The following fitness-linked life history traits were measured across three generations of four genotypes and 5 clonal replicates for exposed and non-exposed experimental animals: age at maturity (first time parthenogenetic eggs are released in the brood pouch), size at maturity (distance from the head to the base of the tail spine), fecundity (sum of juveniles across 2 broods), interval between broods and mortality. Size at maturity was measured after the release of the first brood in the brood pouch using image J software (https://imagej.nih.gov/ij/). The mortality rate per genotype was determined with the survival model fit using the psm function in the ‘rms’ package in R v.3.6.0. The day of mortality and mortality events were combined as a response variable while the term ‘genotype’ was treated as a fixed effect. The mortality curves per generation were plotted with the survplot function from the rms package in R v.3.6.0. Genotypes were fixed across all experimental conditions and generations, enabling us to control for confounding factors e.g. genetic changes occurring from one generation to the next and genetic variation among experimental exposures. This design permits the analysis of within (WGP) and transgenerational plasticity (TGP), as well as the analysis of evolutionary differences among genotypes. 

Usage Notes

1 Abdullahi_etal_metadata_Atrazine: fitness-linked life history traits collected following exposure to Atrazine. GenotypeID; replicate; generation; treatment; mortality (including mortality event and day of mortality), size at maturity, age at maturity and fecundity measured after controlling for maternal effect across three generations are shown. If mortality occurred before sexual maturity, life history traits linked to later life stages were not recorded (‘null’).

2Abdullahi_etal_metadata _PFOS: fitness-linked life history traits collected following exposure to Atrazine. GenotypeID; replicate; generation; treatment; mortality (including mortality event and day of mortality), size at maturity, age at maturity and fecundity measured after controlling for maternal effect across three generations are shown.
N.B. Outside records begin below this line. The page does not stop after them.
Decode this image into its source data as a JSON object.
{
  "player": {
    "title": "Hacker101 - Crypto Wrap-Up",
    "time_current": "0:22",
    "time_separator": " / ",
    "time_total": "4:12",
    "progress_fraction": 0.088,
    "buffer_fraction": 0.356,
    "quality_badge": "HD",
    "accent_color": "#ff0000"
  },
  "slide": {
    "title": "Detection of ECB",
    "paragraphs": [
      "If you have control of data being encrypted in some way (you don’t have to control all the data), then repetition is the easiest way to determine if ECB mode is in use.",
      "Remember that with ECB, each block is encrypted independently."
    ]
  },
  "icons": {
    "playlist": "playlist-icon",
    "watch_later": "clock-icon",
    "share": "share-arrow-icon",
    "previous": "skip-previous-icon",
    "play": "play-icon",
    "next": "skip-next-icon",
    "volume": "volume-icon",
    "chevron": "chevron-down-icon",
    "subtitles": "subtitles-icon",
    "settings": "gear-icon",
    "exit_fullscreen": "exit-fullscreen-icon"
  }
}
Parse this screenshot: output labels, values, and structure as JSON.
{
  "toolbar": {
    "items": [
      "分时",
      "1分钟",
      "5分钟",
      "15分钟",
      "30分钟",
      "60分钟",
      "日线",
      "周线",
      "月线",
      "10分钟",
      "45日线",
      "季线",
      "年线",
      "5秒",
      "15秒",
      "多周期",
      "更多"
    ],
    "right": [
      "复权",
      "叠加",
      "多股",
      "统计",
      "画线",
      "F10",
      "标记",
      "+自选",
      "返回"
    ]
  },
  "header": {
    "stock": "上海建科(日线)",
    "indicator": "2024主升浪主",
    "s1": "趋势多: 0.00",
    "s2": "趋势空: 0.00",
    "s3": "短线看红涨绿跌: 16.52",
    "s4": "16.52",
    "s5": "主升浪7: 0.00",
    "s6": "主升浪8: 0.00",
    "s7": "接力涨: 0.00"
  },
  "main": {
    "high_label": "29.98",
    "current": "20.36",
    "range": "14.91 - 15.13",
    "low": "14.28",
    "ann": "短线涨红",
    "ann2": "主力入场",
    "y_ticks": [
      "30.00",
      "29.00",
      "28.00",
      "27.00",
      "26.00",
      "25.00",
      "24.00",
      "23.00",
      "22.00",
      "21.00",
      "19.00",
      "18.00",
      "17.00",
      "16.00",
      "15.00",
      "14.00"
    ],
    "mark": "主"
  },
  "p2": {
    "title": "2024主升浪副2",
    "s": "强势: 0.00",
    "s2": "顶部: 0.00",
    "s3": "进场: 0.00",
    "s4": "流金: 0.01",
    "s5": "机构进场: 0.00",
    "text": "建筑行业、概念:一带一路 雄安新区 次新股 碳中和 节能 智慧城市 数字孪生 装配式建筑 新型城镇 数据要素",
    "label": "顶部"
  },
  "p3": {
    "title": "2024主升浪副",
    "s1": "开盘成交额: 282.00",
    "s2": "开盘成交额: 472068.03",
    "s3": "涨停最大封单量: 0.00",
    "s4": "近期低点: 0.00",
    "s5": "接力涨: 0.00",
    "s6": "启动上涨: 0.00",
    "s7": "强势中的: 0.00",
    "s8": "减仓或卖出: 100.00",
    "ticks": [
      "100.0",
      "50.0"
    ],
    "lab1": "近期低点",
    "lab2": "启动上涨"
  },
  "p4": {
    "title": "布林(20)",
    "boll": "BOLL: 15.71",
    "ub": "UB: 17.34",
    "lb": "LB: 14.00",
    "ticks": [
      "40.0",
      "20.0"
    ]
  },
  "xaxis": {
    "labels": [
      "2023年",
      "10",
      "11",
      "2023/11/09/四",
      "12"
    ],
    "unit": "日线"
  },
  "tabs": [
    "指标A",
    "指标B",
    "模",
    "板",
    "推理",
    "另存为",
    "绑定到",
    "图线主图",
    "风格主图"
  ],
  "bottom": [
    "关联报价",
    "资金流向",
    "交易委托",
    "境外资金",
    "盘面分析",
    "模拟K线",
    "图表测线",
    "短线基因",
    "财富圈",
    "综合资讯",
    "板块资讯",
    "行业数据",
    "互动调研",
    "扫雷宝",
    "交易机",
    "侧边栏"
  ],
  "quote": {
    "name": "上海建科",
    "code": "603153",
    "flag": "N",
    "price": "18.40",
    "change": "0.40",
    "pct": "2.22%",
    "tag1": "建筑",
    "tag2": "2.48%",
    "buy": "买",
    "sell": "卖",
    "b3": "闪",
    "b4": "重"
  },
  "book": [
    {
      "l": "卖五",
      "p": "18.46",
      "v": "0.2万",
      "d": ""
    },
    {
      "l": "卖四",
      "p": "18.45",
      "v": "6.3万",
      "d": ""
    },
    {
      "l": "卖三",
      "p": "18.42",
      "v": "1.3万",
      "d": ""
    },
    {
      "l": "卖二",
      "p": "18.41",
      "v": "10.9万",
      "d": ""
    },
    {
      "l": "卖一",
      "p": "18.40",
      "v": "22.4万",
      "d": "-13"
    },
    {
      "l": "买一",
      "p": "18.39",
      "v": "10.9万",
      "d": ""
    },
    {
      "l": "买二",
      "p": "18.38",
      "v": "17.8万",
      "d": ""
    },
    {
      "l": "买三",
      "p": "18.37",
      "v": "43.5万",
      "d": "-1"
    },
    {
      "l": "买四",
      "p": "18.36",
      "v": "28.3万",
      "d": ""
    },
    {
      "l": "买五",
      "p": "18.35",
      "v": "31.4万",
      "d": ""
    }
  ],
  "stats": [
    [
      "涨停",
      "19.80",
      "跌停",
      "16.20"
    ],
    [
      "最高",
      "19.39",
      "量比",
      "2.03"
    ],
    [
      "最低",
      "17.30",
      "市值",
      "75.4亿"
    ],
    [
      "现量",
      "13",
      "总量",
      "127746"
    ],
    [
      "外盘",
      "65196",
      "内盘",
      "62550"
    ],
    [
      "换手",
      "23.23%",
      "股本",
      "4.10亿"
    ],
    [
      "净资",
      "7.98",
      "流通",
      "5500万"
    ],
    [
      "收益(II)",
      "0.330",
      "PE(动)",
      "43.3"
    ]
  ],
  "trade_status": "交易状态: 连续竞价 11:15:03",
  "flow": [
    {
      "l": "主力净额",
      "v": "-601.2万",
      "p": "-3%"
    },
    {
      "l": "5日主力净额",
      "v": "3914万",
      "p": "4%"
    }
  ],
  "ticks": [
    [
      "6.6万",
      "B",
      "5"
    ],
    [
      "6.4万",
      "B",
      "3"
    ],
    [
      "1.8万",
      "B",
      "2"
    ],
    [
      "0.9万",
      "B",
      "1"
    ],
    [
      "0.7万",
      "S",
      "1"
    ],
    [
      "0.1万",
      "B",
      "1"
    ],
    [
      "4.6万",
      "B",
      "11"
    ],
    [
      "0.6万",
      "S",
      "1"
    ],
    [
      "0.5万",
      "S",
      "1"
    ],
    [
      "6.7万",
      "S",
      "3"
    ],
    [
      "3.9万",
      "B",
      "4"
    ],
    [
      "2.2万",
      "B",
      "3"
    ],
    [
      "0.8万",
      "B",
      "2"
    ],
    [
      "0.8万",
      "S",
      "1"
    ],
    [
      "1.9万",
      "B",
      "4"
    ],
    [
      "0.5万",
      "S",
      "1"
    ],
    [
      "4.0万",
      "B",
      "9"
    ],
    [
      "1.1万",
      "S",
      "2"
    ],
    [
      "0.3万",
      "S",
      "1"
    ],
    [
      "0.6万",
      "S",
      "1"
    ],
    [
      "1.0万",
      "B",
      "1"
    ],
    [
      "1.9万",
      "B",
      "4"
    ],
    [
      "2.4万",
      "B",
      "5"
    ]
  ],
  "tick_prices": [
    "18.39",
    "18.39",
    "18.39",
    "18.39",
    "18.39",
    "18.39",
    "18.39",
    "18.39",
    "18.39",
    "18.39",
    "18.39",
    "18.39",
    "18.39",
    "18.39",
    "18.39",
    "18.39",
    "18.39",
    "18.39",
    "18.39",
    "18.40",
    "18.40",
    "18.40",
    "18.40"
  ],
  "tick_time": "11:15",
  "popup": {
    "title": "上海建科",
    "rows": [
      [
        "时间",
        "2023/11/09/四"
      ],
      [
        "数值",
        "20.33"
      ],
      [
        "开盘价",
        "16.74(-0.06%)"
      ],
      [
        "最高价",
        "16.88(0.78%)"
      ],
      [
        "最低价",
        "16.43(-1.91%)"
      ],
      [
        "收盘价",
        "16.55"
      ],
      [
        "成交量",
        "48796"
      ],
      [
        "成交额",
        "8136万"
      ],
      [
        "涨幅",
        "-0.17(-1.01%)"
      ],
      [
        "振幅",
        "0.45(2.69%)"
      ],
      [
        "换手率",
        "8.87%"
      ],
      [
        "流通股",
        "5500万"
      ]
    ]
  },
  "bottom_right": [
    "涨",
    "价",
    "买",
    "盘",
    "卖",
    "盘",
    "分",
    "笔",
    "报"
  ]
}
If mortality occurred before sexual maturity, life history traits linked to later life stages were not recorded (‘null’).

3Abdullahi_etal_metadata _Arsenic: fitness-linked life history traits collected following exposure to Atrazine. GenotypeID; replicate; generation; treatment; mortality (including mortality event and day of mortality), size at maturity, age at maturity and fecundity measured after controlling for maternal effect across three generations are shown. If mortality occurred before sexual maturity, life history traits linked to later life stages were not recorded (‘null’).

4Abdullahi_etal_metadata_Trimethoprim: fitness-linked life history traits collected following exposure to Atrazine. GenotypeID; replicate; generation; treatment; mortality (including mortality event and day of mortality), size at maturity, age at maturity and fecundity measured after controlling for maternal effect across three generations are shown. If mortality occurred before sexual maturity, life history traits linked to later life stages were not recorded (‘null’).

5Abdullahi_etal_metadata_Diclofenac: fitness-linked life history traits collected following exposure to Atrazine. GenotypeID; replicate; generation; treatment; mortality (including mortality event and day of mortality), size at maturity, age at maturity and fecundity measured after controlling for maternal effect across three generations are shown. If mortality occurred before sexual maturity, life history traits linked to later life stages were not recorded (‘null’).

Funding

Natural Environment Research Council, Award: NE/N016777/1

Alan Turing Institute (EPSRC)*, Award: EP/N510129/1

Petroleum Technology Development Fund, Award: PTDF/ED/OSS/POF/1369/18

EU H2020 Marie Skłodowska-Curie Fellowship, Award: 101028700